The two defensive picks taken before the 6th round this year, CB Jerome Murphy (soon to be aka JeromeMurphyJerome) and DE Hall Davis, are known for their physical approach and strength for the positions. This defense is shaping up to be a power, effort defense similar to the one that carried the Giants to a Super Bowl victory. Now I'm not saying this is a top-caliber defense. Far from it. I have serious questions about the ability of this defensive line and the talent levels at OLB (on both sides). But one thing I don't have a question of is how hard they're going to play and how physically they're going to play. For all the talk about the 49ers playing "smashmouth football" (a term I hate since face guards make mouth smashing virtually impossible), the Rams are forming a defense that will play as physical as any other teams, especially in the secondary. True, James Butler isn't the hardest hitting safety, but he did lay a couple hits at times last year. And with improved pass coverage, he can focus more on tossing his weight around and less on providing safety help for the corners.
Still, the issues up front will undoubtedly be the biggest issue going into 2010. Can Spagnuolo extract a similar level of productivity from the Rams' D-line as he did in New York? It's hard to see that happening with this group. And what about the linebackers? Too often, Laurinaitis hesitated to commit to his assignment; I wouldn't be afraid to ascribe many of those hesitations to a concern that the linebackers playing alongside him would be unable to maintain their assignments, especially in run support plays. Having physical corners who are capable of shedding blocking WRs and containing the run would go a long way. But more important is establishing a defensive identity.

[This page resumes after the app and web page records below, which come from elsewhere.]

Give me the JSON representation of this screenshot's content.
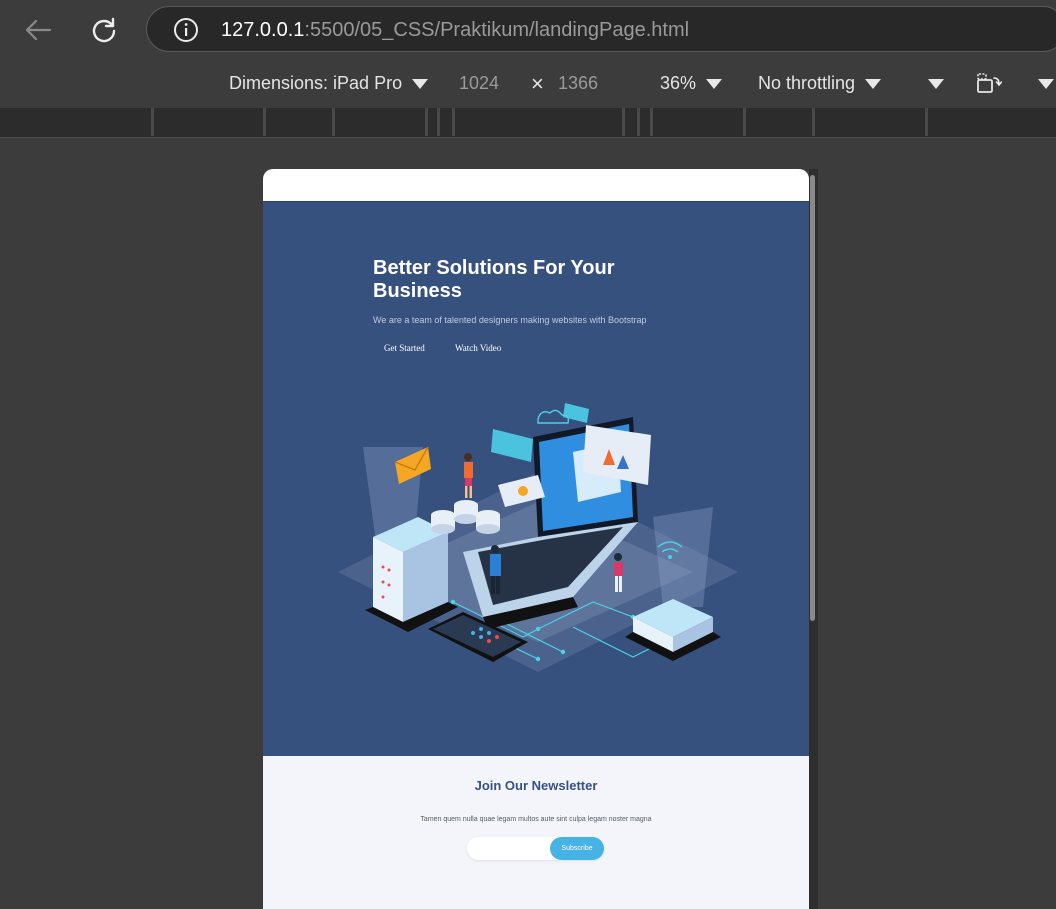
{
  "browser": {
    "url_host": "127.0.0.1",
    "url_rest": ":5500/05_CSS/Praktikum/landingPage.html"
  },
  "devtools": {
    "dimensions_label": "Dimensions: iPad Pro",
    "width_value": "1024",
    "times_symbol": "×",
    "height_value": "1366",
    "zoom": "36%",
    "throttling": "No throttling"
  },
  "hero": {
    "title": "Better Solutions For Your Business",
    "subtitle": "We are a team of talented designers making websites with Bootstrap",
    "get_started": "Get Started",
    "watch_video": "Watch Video"
  },
  "newsletter": {
    "title": "Join Our Newsletter",
    "text": "Tamen quem nulla quae legam multos aute sint culpa legam noster magna",
    "subscribe": "Subscribe"
  },
  "colors": {
    "hero_bg": "#37517e",
    "accent": "#47b2e4",
    "newsletter_bg": "#f3f5fa"
  }
}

My biggest gripe with the 2010 defense was that it played too safe, willing to allow shorter gains to prevent longer ones in the hopes that a turnover or botched offensive play would be enough to end a drive. Obviously, that strategy failed more often than not. Playing more individual assignments requires tenacity, consistency and discipline. That has to be the approach for this defense. There aren't many high-talent players on the roster (hell, even Chris Long, the #2 overall pick isn't what I would call a high-talent player). We do have a lot of high effort players who have shown a willingness to scrap both at the NFL level and in college. That quality has to be implemented more frequently and to a larger degree this season if the defense is to improve.
Putting it together
Our 2010 season will not be pretty. It won't be easy. It likely won't be incredibly successful from a win-loss standpoint. But looking at what this draft tells us (especially on the back of the 2009 draft), I have no problem saying I am comfortable with the personality this team is adapting. We have a quarterback who will lead this team for years to come, and we're building this offense on his back. We have a defense that is more about work ethic and collective discipline than star talents and raw ability. I'm comfortable with both of those, and it's obvious both the management and coaching staff is as well. If they're willing to risk their professional lives on as much, I'm willing to invest some faith in them.